Want to learn about the Rutherford County Jail?
If you or someone you know is headed to Rutherford County Jail you may be wondering what to expect. Going to jail can be scary, especially if this is your first time. Having the right information can help you feel more prepared for the experience.
We have interviewed former inmates of Rutherford County, who have shared what they know about day to day life in this facility. You can read their interviews by clicking on the links to the left. Take a few minutes to read their stories and find out what life is really like in the Rutherford County Jail.
Rutherford County provides three meals per day to inmates. The food is rated as mediocre, with the biggest complaint being that the portions are very small. The jail does have a canteen that inmates with money on their books can order snacks from to supplement the food the jail supplies.
If you have the option to have money on your books, it is highly recommended by former inmates. One commented that it was hard to sleep due to hunger when eating only what the jail provides to inmates.
Visitation and Telephones
Keeping in touch with friends and family on the outside is a high priority for most people who are locked up. Rutherford County allows inmates to have visitors come on the weekends. Visitors should be aware that it takes a good 30-45 minutes to sign in, so it is important to allow plenty of time.

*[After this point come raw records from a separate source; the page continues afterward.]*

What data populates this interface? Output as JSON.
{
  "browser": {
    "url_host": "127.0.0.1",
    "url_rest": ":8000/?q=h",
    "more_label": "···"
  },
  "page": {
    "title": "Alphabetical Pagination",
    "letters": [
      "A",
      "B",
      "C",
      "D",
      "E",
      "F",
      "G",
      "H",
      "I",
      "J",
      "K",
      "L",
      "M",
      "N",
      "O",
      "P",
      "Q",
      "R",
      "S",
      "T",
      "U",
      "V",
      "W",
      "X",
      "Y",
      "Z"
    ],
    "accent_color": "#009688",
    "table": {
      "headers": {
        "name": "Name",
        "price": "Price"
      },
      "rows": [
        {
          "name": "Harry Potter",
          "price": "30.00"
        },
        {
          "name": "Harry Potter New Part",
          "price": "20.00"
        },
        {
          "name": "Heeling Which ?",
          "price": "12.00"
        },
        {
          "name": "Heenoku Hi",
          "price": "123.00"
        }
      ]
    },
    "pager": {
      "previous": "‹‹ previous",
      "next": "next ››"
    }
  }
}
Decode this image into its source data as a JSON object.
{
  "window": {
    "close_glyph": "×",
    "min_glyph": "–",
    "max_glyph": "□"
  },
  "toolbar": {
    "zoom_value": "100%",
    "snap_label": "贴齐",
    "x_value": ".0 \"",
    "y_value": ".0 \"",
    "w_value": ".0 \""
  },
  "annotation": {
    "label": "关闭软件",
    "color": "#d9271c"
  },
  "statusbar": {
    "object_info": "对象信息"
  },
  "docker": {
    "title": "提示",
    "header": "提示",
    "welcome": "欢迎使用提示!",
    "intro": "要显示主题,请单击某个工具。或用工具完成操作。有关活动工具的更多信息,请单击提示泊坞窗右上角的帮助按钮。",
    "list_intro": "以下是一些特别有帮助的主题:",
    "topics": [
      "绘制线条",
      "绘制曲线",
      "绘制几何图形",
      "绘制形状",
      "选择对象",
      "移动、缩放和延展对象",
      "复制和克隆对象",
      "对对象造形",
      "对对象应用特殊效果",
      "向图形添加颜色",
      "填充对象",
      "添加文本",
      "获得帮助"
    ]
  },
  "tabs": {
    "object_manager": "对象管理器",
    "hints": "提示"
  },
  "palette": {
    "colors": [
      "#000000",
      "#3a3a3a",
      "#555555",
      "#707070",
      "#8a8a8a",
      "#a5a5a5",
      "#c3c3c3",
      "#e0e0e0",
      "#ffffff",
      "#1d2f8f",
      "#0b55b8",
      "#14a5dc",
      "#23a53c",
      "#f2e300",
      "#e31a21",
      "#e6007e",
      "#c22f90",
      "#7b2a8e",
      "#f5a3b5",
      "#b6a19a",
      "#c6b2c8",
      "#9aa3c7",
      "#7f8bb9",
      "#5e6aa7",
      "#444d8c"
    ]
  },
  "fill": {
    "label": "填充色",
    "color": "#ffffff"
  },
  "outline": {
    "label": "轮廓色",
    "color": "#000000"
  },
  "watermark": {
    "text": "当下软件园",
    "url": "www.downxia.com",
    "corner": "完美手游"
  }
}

Rutherford County also has pay phones available for inmate use. The person on the outside has to buy a prepaid phone card for the call to go through. Calls cost about $1.25 for 10 minutes, which is pretty reasonable compared to the cost of making phone calls from other jails. All calls are monitored by the jail.
One of the recurring complaints of former inmates of this jail is that there is a lack of hot water for showering, laundry and preparing soups from the Canteen. One inmate commented that the inmates usually suffer from body odor due to the lack of hot water for showers and the low quality deodorant that is issued by the jail.
Continue to the interview